German-based ratings agency Scope Ratings finds Hungaryʼs financial stability high, its debt structure improving, exposure to foreign-currency movements weak, and legal conflict with EU institutions troubling in a recently completed case study investigating CEE economies.
The study attributes Hungaryʼs relative credit strength compared to Croatia and Romania to the consolidation of public finances, and a significant improvement in public debt structure and funding sources.
The agency points out that, while the countryʼs debt levels are still high, "the debt management office’s prudent debt funding strategy aimed at developing the domestic investor base, keeping foreign currency debt within a 15-25% share of total debt range, and mitigating cross-currency exchange rate risks by using euro swaps for all foreign-currency obligations," ameliorated the situation, making Hungaryʼs economic outlook better. Scope also points out that slower growth is the key risk to the countryʼs debt sustainability.
The Hungarian economy appears to be weak in resilience to short-term external shocks, the report states.

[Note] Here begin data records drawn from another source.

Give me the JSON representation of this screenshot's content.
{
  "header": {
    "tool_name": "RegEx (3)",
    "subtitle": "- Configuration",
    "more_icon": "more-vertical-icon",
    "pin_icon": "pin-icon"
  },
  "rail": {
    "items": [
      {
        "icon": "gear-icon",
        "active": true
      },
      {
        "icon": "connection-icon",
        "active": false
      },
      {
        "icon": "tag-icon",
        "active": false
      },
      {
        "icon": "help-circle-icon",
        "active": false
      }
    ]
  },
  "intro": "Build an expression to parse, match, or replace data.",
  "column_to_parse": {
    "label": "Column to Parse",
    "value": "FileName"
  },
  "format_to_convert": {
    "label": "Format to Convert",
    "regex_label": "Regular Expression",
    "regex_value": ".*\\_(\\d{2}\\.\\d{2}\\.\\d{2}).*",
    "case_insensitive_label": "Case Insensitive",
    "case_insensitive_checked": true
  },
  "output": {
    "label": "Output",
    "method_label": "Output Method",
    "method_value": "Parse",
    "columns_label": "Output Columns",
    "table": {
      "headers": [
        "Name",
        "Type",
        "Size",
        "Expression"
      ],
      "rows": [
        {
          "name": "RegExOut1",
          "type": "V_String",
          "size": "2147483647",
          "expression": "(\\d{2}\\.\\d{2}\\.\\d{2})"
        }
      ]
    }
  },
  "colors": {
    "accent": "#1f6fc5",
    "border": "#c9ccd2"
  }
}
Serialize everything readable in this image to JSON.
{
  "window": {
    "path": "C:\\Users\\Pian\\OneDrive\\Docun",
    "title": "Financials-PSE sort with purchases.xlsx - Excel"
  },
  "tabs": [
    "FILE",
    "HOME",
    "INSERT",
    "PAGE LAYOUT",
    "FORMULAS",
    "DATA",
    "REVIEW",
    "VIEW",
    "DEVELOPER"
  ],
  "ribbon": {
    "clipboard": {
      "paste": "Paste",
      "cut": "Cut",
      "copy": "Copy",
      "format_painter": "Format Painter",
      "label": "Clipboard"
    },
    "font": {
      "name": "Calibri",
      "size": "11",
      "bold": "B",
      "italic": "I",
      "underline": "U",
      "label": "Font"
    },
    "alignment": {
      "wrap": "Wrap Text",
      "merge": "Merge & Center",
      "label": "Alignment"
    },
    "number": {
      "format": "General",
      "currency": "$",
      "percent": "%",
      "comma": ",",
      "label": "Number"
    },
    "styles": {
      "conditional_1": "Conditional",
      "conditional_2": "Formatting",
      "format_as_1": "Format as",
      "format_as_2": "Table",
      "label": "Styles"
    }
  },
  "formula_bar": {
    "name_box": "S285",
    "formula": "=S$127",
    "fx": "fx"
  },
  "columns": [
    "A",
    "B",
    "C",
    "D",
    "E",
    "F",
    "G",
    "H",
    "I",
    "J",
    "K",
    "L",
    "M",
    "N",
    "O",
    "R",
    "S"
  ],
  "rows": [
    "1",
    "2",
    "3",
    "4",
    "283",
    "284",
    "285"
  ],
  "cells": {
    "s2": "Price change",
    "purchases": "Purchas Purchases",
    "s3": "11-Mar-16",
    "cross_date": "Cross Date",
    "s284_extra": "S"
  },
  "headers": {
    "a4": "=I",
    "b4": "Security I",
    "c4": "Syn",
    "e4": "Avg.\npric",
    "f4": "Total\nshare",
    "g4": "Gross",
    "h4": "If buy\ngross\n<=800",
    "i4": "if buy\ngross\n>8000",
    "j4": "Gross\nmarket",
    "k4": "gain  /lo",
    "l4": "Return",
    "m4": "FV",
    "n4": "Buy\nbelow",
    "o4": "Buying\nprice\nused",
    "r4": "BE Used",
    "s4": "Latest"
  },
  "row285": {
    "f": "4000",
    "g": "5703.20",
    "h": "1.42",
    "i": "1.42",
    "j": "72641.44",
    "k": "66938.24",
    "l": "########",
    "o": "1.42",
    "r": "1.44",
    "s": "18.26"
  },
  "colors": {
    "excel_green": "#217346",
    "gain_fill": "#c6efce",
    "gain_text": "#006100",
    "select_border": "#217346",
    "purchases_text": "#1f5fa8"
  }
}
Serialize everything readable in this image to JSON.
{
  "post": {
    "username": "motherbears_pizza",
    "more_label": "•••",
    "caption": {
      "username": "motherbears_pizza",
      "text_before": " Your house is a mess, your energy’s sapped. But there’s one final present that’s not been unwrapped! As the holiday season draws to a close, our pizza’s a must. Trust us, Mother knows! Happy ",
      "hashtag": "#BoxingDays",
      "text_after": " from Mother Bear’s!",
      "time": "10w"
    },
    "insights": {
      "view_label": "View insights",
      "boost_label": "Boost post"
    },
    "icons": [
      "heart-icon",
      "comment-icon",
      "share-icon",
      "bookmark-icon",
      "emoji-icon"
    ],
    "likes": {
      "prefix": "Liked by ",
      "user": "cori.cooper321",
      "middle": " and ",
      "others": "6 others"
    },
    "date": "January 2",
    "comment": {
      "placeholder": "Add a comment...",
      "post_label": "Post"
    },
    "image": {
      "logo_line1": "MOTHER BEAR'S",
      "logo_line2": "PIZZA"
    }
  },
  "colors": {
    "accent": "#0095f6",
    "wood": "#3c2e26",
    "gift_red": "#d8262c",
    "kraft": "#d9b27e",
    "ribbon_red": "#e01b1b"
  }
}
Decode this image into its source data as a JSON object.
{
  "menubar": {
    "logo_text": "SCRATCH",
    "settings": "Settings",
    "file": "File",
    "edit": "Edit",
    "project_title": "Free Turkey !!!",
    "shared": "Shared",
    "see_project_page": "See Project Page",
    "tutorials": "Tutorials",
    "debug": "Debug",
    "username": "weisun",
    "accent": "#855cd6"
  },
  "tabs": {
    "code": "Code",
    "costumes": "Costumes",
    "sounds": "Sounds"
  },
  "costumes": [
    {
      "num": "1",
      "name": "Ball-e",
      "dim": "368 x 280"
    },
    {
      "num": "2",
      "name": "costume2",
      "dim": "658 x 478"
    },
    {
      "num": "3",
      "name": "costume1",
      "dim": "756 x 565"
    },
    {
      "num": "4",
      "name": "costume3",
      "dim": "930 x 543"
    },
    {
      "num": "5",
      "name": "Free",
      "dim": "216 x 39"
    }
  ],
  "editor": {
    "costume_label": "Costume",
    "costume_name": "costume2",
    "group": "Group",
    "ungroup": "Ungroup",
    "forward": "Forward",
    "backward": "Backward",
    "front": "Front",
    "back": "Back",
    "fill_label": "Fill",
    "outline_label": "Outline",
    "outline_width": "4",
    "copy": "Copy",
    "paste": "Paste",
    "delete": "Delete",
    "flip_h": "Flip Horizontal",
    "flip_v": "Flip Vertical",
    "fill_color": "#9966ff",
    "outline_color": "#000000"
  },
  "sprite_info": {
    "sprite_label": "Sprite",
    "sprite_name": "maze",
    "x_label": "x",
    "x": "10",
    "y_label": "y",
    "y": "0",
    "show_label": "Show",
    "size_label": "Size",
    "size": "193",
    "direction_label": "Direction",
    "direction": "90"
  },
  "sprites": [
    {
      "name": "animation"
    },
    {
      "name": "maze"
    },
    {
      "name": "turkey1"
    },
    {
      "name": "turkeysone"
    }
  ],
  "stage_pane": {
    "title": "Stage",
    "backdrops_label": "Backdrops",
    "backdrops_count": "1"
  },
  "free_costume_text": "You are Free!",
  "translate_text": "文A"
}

The reason behind this is the countryʼs "high share of forex lending in total lending to non-financial corporations at around 45% in Q2 2018", along with the halving of foreign-currency reserves in the last five years, now standing at only EUR 24 billion.
This reflects the banking sectorʼs conversion of foreign-currency loans and the self-financing program repayment of the governmentʼs foreign-currency debt. On the other hand, Scope adds that the reserves-to-short-term-debt ratio is adequate at approximately 180%.
Analyzing the recent events and policy decisions of the Hungarian government, the agency highlights that while politics "have been characterized by stability and policy continuity over recent years, the current government’s consolidation of political power has come at the expense of independent institutions, especially affecting the central bank and judiciary, fair democratic processes and a free media".
Furthermore, the report classifies the Orbán governmentʼs recent legal quarrels with the European Unionʼs institutions about issues with the government’s respect for human rights, democracy and the rule of law as a significant weakness. Still, Scope acknowledges: "Hungary displays a relatively high degree of financial stability, due in part to robust economic growth," despite some institutional weaknesses.